I’ve recently edited a special edition of the Journal of Pan African Studies on hip hop in Africa.
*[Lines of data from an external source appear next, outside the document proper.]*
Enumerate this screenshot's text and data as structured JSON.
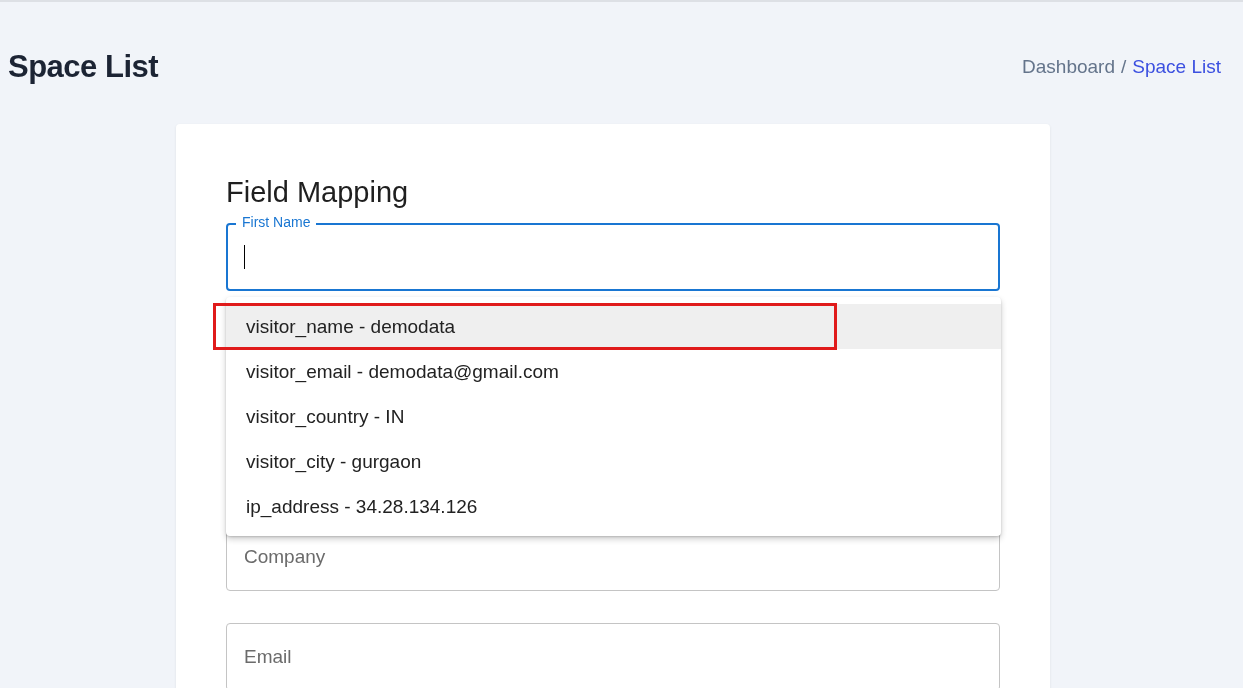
{
  "page": {
    "title": "Space List"
  },
  "breadcrumb_separator": "/",
  "breadcrumb": [
    {
      "label": "Dashboard",
      "selected": false
    },
    {
      "label": "Space List",
      "selected": true
    }
  ],
  "card": {
    "title": "Field Mapping"
  },
  "fields": [
    {
      "label": "First Name",
      "focused": true
    },
    {
      "label": "Company",
      "focused": false
    },
    {
      "label": "Email",
      "focused": false
    }
  ],
  "dropdown": {
    "options": [
      {
        "label": "visitor_name - demodata",
        "selected": true,
        "annotated": true
      },
      {
        "label": "visitor_email - demodata@gmail.com",
        "selected": false,
        "annotated": false
      },
      {
        "label": "visitor_country - IN",
        "selected": false,
        "annotated": false
      },
      {
        "label": "visitor_city - gurgaon",
        "selected": false,
        "annotated": false
      },
      {
        "label": "ip_address - 34.28.134.126",
        "selected": false,
        "annotated": false
      }
    ]
  }
}
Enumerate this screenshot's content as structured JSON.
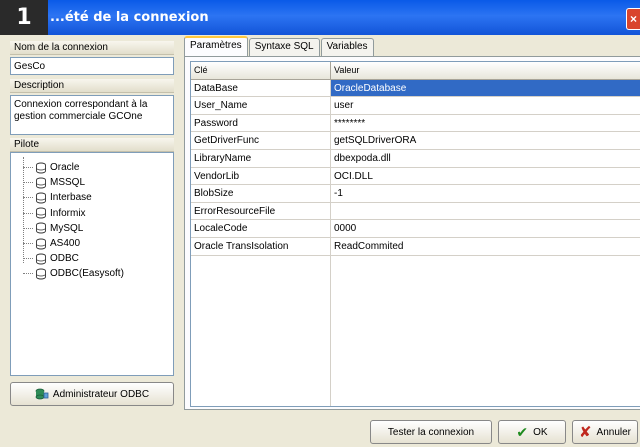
{
  "titlebar": {
    "step": "1",
    "title": "...été de la connexion",
    "close": "×"
  },
  "left": {
    "name_label": "Nom de la connexion",
    "name_value": "GesCo",
    "desc_label": "Description",
    "desc_value": "Connexion correspondant à la gestion commerciale GCOne",
    "driver_label": "Pilote",
    "drivers": [
      "Oracle",
      "MSSQL",
      "Interbase",
      "Informix",
      "MySQL",
      "AS400",
      "ODBC",
      "ODBC(Easysoft)"
    ],
    "odbc_button": "Administrateur ODBC"
  },
  "tabs": [
    "Paramètres",
    "Syntaxe SQL",
    "Variables"
  ],
  "grid": {
    "headers": [
      "Clé",
      "Valeur"
    ],
    "rows": [
      {
        "key": "DataBase",
        "value": "OracleDatabase"
      },
      {
        "key": "User_Name",
        "value": "user"
      },
      {
        "key": "Password",
        "value": "********"
      },
      {
        "key": "GetDriverFunc",
        "value": "getSQLDriverORA"
      },
      {
        "key": "LibraryName",
        "value": "dbexpoda.dll"
      },
      {
        "key": "VendorLib",
        "value": "OCI.DLL"
      },
      {
        "key": "BlobSize",
        "value": "-1"
      },
      {
        "key": "ErrorResourceFile",
        "value": ""
      },
      {
        "key": "LocaleCode",
        "value": "0000"
      },
      {
        "key": "Oracle TransIsolation",
        "value": "ReadCommited"
      }
    ]
  },
  "footer": {
    "test_button": "Tester la connexion",
    "ok_button": "OK",
    "cancel_button": "Annuler"
  },
  "colors": {
    "selection": "#316AC5",
    "titlebar": "#2C74F2"
  }
}
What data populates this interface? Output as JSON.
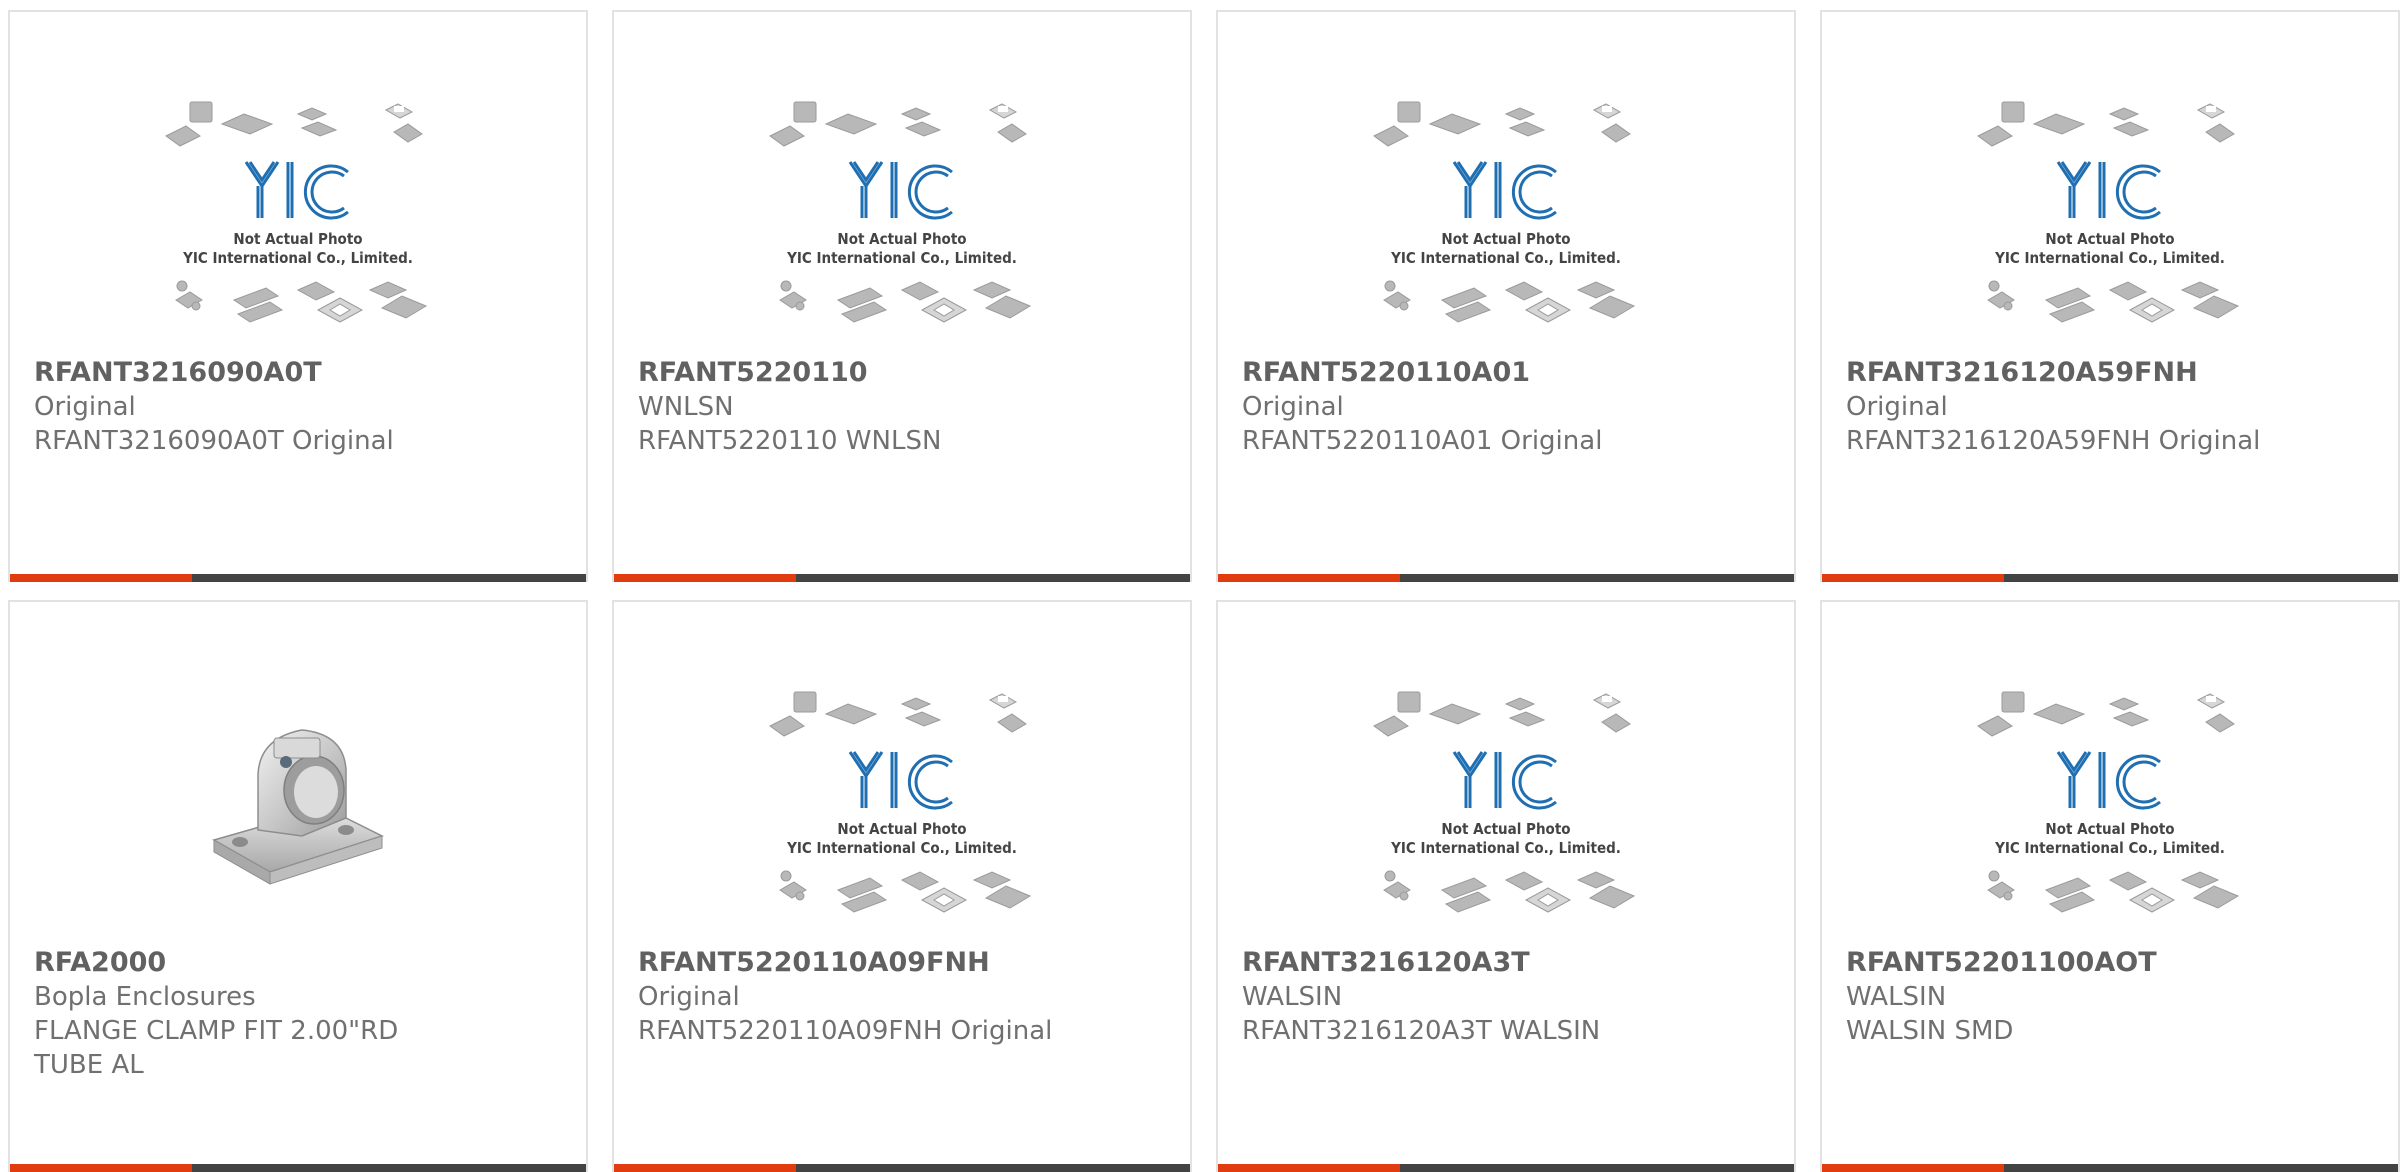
{
  "placeholder_image": {
    "line1": "Not Actual Photo",
    "line2": "YIC International Co., Limited.",
    "logo_text": "YIC"
  },
  "products": [
    {
      "part_number": "RFANT3216090A0T",
      "manufacturer": "Original",
      "description": "RFANT3216090A0T Original",
      "image": "placeholder-photo"
    },
    {
      "part_number": "RFANT5220110",
      "manufacturer": "WNLSN",
      "description": "RFANT5220110 WNLSN",
      "image": "placeholder-photo"
    },
    {
      "part_number": "RFANT5220110A01",
      "manufacturer": "Original",
      "description": "RFANT5220110A01 Original",
      "image": "placeholder-photo"
    },
    {
      "part_number": "RFANT3216120A59FNH",
      "manufacturer": "Original",
      "description": "RFANT3216120A59FNH Original",
      "image": "placeholder-photo"
    },
    {
      "part_number": "RFA2000",
      "manufacturer": "Bopla Enclosures",
      "description": "FLANGE CLAMP FIT 2.00\"RD TUBE AL",
      "image": "flange-clamp-photo"
    },
    {
      "part_number": "RFANT5220110A09FNH",
      "manufacturer": "Original",
      "description": "RFANT5220110A09FNH Original",
      "image": "placeholder-photo"
    },
    {
      "part_number": "RFANT3216120A3T",
      "manufacturer": "WALSIN",
      "description": "RFANT3216120A3T WALSIN",
      "image": "placeholder-photo"
    },
    {
      "part_number": "RFANT52201100AOT",
      "manufacturer": "WALSIN",
      "description": "WALSIN SMD",
      "image": "placeholder-photo"
    }
  ],
  "colors": {
    "accent": "#e03c0f",
    "bar": "#434343",
    "border": "#e2e2e2",
    "logo": "#1f6fb2"
  }
}
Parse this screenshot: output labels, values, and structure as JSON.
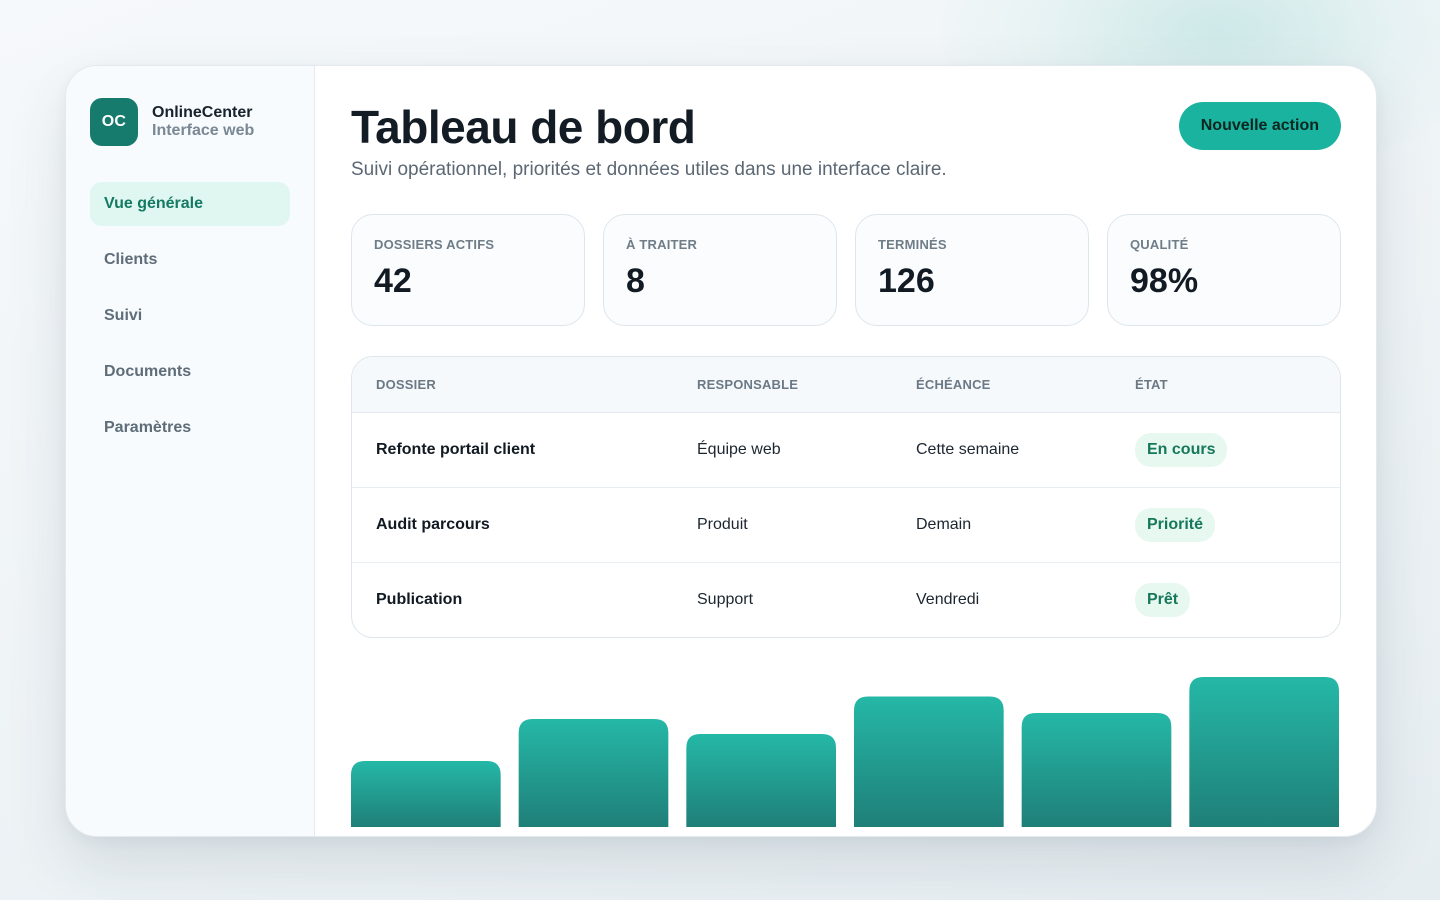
{
  "brand": {
    "logo": "OC",
    "name": "OnlineCenter",
    "subtitle": "Interface web"
  },
  "sidebar": {
    "items": [
      {
        "label": "Vue générale",
        "active": true
      },
      {
        "label": "Clients",
        "active": false
      },
      {
        "label": "Suivi",
        "active": false
      },
      {
        "label": "Documents",
        "active": false
      },
      {
        "label": "Paramètres",
        "active": false
      }
    ]
  },
  "header": {
    "title": "Tableau de bord",
    "subtitle": "Suivi opérationnel, priorités et données utiles dans une interface claire.",
    "action_label": "Nouvelle action"
  },
  "stats": [
    {
      "label": "DOSSIERS ACTIFS",
      "value": "42"
    },
    {
      "label": "À TRAITER",
      "value": "8"
    },
    {
      "label": "TERMINÉS",
      "value": "126"
    },
    {
      "label": "QUALITÉ",
      "value": "98%"
    }
  ],
  "table": {
    "headers": [
      "DOSSIER",
      "RESPONSABLE",
      "ÉCHÉANCE",
      "ÉTAT"
    ],
    "rows": [
      {
        "dossier": "Refonte portail client",
        "responsable": "Équipe web",
        "echeance": "Cette semaine",
        "etat": "En cours"
      },
      {
        "dossier": "Audit parcours",
        "responsable": "Produit",
        "echeance": "Demain",
        "etat": "Priorité"
      },
      {
        "dossier": "Publication",
        "responsable": "Support",
        "echeance": "Vendredi",
        "etat": "Prêt"
      }
    ]
  },
  "colors": {
    "accent": "#1ab39f",
    "brand_dark": "#167a6c",
    "active_nav_bg": "#dff6f1",
    "badge_bg": "#e7f8f1",
    "badge_text": "#16785a",
    "bar_top": "#25b8a7",
    "bar_bottom": "#1f7f78"
  },
  "chart_data": {
    "type": "bar",
    "categories": [
      "",
      "",
      "",
      "",
      "",
      ""
    ],
    "values": [
      44,
      72,
      62,
      87,
      76,
      100
    ],
    "ylim": [
      0,
      100
    ],
    "title": "",
    "xlabel": "",
    "ylabel": "",
    "grid": false
  }
}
With articles by myself and a diversity of other scholars writing on Kenya, Nigeria, Senegal, South Africa, Tanzania, and Zimbabwe.

● The Struggle for Hip Hop Authenticity and Against Commercialization in Tanzania  by Msia Kibona Clark

● Urban Guerrilla Poetry: The Movement Y’ en a Marre and the Socio-Political Influences of Hip Hop in Senegal by Marame Gueye

● “Chant Down the System ‘till Babylon Falls”: The Political Dimensions of Underground Hip Hop and Urban Grooves in Zimbabwe by Katja Kellerer

● From Compton to Cape Town: Black(faceless)ness and the Appropriation of Gangsta Rap in Die Antwoord’s “Fok Julle Naaiers” by Lanisa Kitchiner

The Hip Hop Revolution in Kenya: Ukoo Flani Mau Mau, Youth Politics and Memory, 1990-2012 by Mickie Mwanzia Koster

● Swag’ and ‘cred’: Representing Hip-hop in the African City by Caroline Mos

● Hip Hop Music as a Youth Medium for Cultural Struggle in Zanzibar by Shani Omari

● Troubling the Trope of “Rapper as Modern Griot” by Damon Sajnani

● “The Blueprint: The Gift and The Curse” of American Hip Hop Culture for Nigeria’s Millennial Youth by Stephanie Shonekan

Check out the issue: http://www.jpanafrican.com/vol6no3.htm

ImageCover photo is Thiat from the Senegalese group Keur Gui performing at the Trinity International Hip Hop Festival. Photo by Msia Kibona Clark.